Access to reliable contraception –and in situations where that contraception failed, abortion—was thus absolutely essential to women’s independence. If women could plan when to procreate, they could also plan when not to procreate. They could choose to schedule or defer motherhood in order to pursue education and career opportunities. The availability of the birth control pill didn’t simply liberate millions of women, opening possibilities that had been foreclosed by reasons of biology, its availability and widespread use triggered enormous changes in social attitudes that in turn opened the door to legislation that advanced both females’ economic independence and women’s ability to more fully participate in the civic life of the nation.

A 2010 article in Forbes marking the fiftieth anniversary of the pill acknowledged its immense significance. The article began by noting the then-current workforce status of women:

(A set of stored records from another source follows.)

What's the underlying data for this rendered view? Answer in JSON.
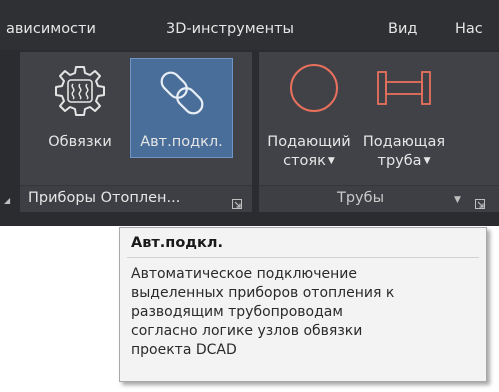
{
  "ribbon_tabs": [
    {
      "label": "ависимости"
    },
    {
      "label": "3D-инструменты"
    },
    {
      "label": "Вид"
    },
    {
      "label": "Нас"
    }
  ],
  "panels": {
    "heating": {
      "title": "Приборы Отоплен...",
      "buttons": {
        "bindings": {
          "label": "Обвязки",
          "icon": "heater-gear-icon"
        },
        "auto_connect": {
          "label": "Авт.подкл.",
          "icon": "link-chain-icon",
          "active": true
        }
      }
    },
    "pipes": {
      "title": "Трубы",
      "buttons": {
        "riser": {
          "label_line1": "Подающий",
          "label_line2": "стояк",
          "icon": "riser-circle-icon"
        },
        "pipe": {
          "label_line1": "Подающая",
          "label_line2": "труба",
          "icon": "pipe-segment-icon"
        }
      }
    }
  },
  "tooltip": {
    "title": "Авт.подкл.",
    "lines": [
      "Автоматическое подключение",
      "выделенных приборов отопления к",
      "разводящим трубопроводам",
      "согласно логике узлов обвязки",
      "проекта DCAD"
    ]
  },
  "colors": {
    "ribbon_background": "#2f3033",
    "panel_background": "#404247",
    "active_button": "#4a6e9a",
    "pipe_icon_red": "#e8705c",
    "tooltip_background": "#f3f3f3"
  }
}
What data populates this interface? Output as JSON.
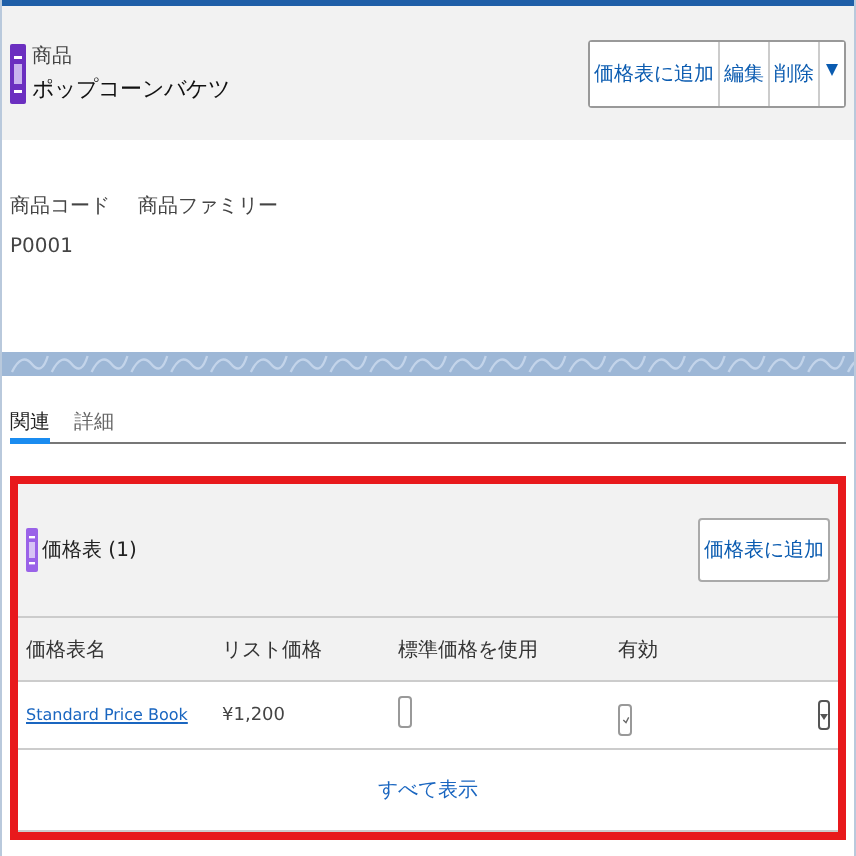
{
  "record": {
    "object_label": "商品",
    "title": "ポップコーンバケツ"
  },
  "actions": [
    {
      "label": "価格表に追加"
    },
    {
      "label": "編集"
    },
    {
      "label": "削除"
    }
  ],
  "fields": [
    {
      "label": "商品コード",
      "value": "P0001"
    },
    {
      "label": "商品ファミリー"
    }
  ],
  "tabs": [
    {
      "label": "関連",
      "selected": true
    },
    {
      "label": "詳細",
      "selected": false
    }
  ],
  "related_list": {
    "title": "価格表 (1)",
    "button": "価格表に追加",
    "columns": [
      "価格表名",
      "リスト価格",
      "標準価格を使用",
      "有効"
    ],
    "rows": [
      {
        "name": "Standard Price Book",
        "price": "¥1,200",
        "use_standard": false,
        "active": true
      }
    ],
    "view_all": "すべて表示"
  }
}
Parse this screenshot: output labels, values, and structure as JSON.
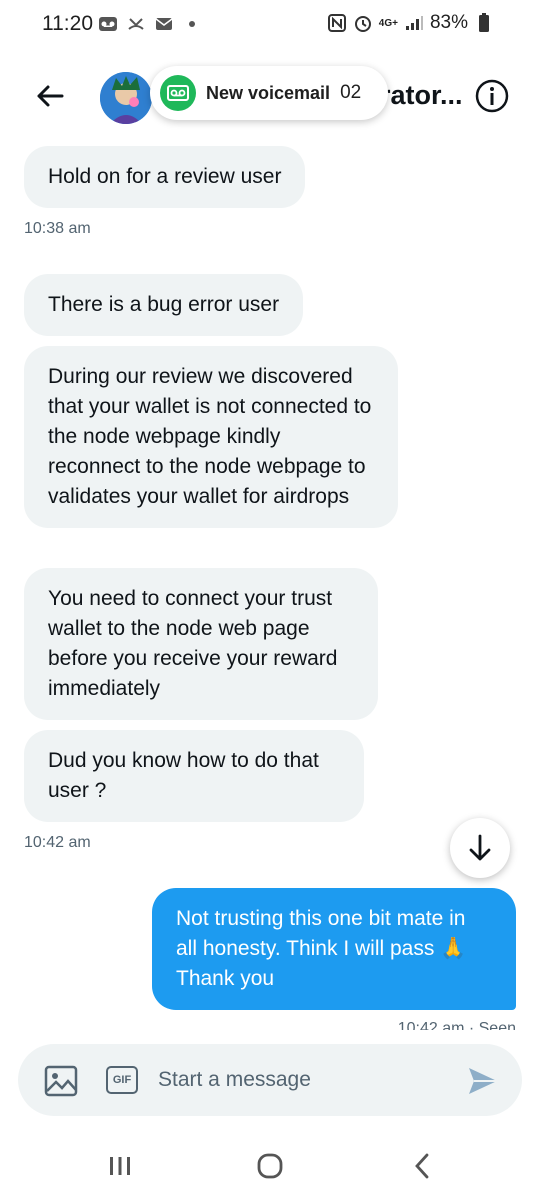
{
  "status_bar": {
    "time": "11:20",
    "network": "4G+",
    "battery": "83%"
  },
  "header": {
    "name": "rator...",
    "back_icon": "arrow-left-icon",
    "info_icon": "info-icon"
  },
  "toast": {
    "label": "New voicemail",
    "count": "02",
    "icon": "voicemail-icon"
  },
  "messages": [
    {
      "direction": "in",
      "text": "Hold on for a review user"
    },
    {
      "direction": "in",
      "text": "There is a bug error user"
    },
    {
      "direction": "in",
      "text": "During our review we discovered that your wallet is not connected to the node webpage kindly reconnect to the node webpage to validates your wallet for airdrops"
    },
    {
      "direction": "in",
      "text": "You need to connect your trust wallet to the node web page before you receive your reward immediately"
    },
    {
      "direction": "in",
      "text": "Dud you know how to do that user ?"
    },
    {
      "direction": "out",
      "text": "Not trusting this one bit mate in all honesty. Think I will pass 🙏 Thank you"
    }
  ],
  "timestamps": {
    "first": "10:38 am",
    "second": "10:42 am",
    "outgoing": "10:42 am · Seen"
  },
  "composer": {
    "placeholder": "Start a message",
    "gif_label": "GIF"
  },
  "colors": {
    "accent": "#1d9bf0",
    "bubble_in": "#eff3f4",
    "voicemail": "#1fb85a"
  }
}
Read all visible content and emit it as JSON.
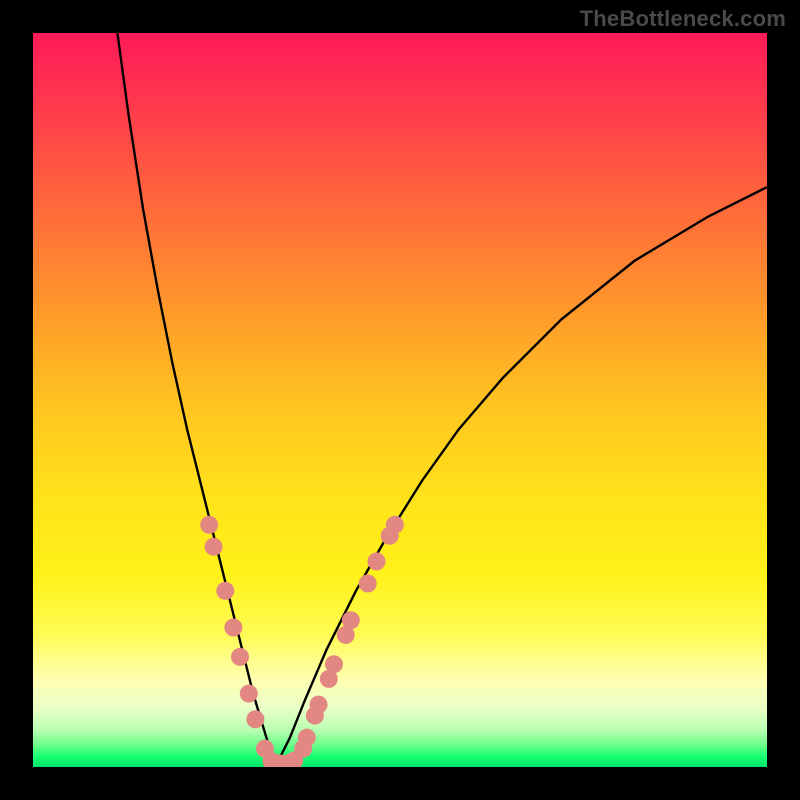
{
  "watermark": "TheBottleneck.com",
  "colors": {
    "dot": "#e38783",
    "curve": "#000000",
    "background_frame": "#000000"
  },
  "chart_data": {
    "type": "line",
    "title": "",
    "xlabel": "",
    "ylabel": "",
    "xlim": [
      0,
      100
    ],
    "ylim": [
      0,
      100
    ],
    "grid": false,
    "legend": false,
    "series": [
      {
        "name": "curve-left",
        "x": [
          11.5,
          13,
          15,
          17,
          19,
          21,
          23,
          25,
          27,
          28.5,
          30,
          31.5,
          33
        ],
        "y": [
          100,
          89,
          76,
          65,
          55,
          46,
          38,
          30,
          22,
          16,
          10,
          5,
          0
        ]
      },
      {
        "name": "curve-right",
        "x": [
          33,
          35,
          37,
          40,
          44,
          48,
          53,
          58,
          64,
          72,
          82,
          92,
          100
        ],
        "y": [
          0,
          4,
          9,
          16,
          24,
          31,
          39,
          46,
          53,
          61,
          69,
          75,
          79
        ]
      }
    ],
    "annotations": {
      "dots": [
        {
          "x": 24.0,
          "y": 33
        },
        {
          "x": 24.6,
          "y": 30
        },
        {
          "x": 26.2,
          "y": 24
        },
        {
          "x": 27.3,
          "y": 19
        },
        {
          "x": 28.2,
          "y": 15
        },
        {
          "x": 29.4,
          "y": 10
        },
        {
          "x": 30.3,
          "y": 6.5
        },
        {
          "x": 31.6,
          "y": 2.5
        },
        {
          "x": 32.5,
          "y": 0.8
        },
        {
          "x": 33.5,
          "y": 0.5
        },
        {
          "x": 34.6,
          "y": 0.5
        },
        {
          "x": 35.6,
          "y": 0.9
        },
        {
          "x": 36.8,
          "y": 2.5
        },
        {
          "x": 37.3,
          "y": 4
        },
        {
          "x": 38.4,
          "y": 7
        },
        {
          "x": 38.9,
          "y": 8.5
        },
        {
          "x": 40.3,
          "y": 12
        },
        {
          "x": 41.0,
          "y": 14
        },
        {
          "x": 42.6,
          "y": 18
        },
        {
          "x": 43.3,
          "y": 20
        },
        {
          "x": 45.6,
          "y": 25
        },
        {
          "x": 46.8,
          "y": 28
        },
        {
          "x": 48.6,
          "y": 31.5
        },
        {
          "x": 49.3,
          "y": 33
        }
      ]
    }
  }
}
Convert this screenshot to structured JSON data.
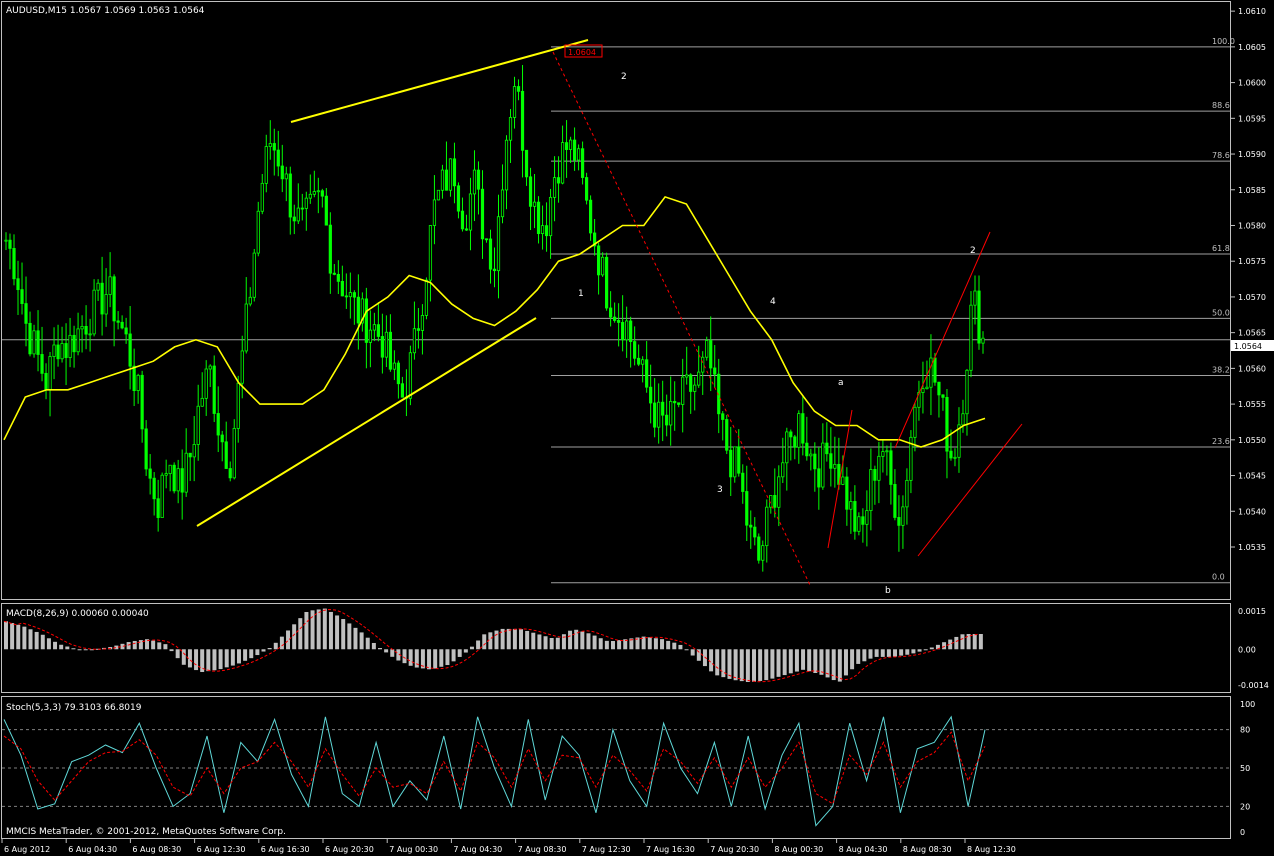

For the first time in U.S. history, women have overtaken men in the workplace. More specifically, they’ve overtaken men in professional roles. As of 2009, women represented half of all U.S. workers and are the primary or co-breadwinners in nearly two-thirds of American households. That’s a far cry from 1967, when women made up only one-third of all U.S. workers.

Without the birth control pill, women would almost certainly not have made it into powerful senior positions. While the political and social will to bring a critical mass of women into the workplace was certainly there–the advent of the birth control pill coincided with the second wave of feminism and the fight for equal rights–the pill gave women a tangible tool to level the playing field with men. They no longer had to be mothers first and careerists second. The pill allowed for both their entrance–and ascendance–in the workplace.

To be sure, there’s no denying the pill triggered the sexual revolution for women as well. Because they no longer had to worry about getting pregnant, it freed them up to have sex outside of marriage. But it was the workplace where the pill made its most lasting impact.
Together with women’s new prominence in political and economic life, that sexual revolution, such as it was (the punditry continues to argue about its nature, extent and consequences) ran headlong into what is perhaps the most regressive element of American culture: fundamentalist religion.

Tomorrow: religion and women’s rights

 

[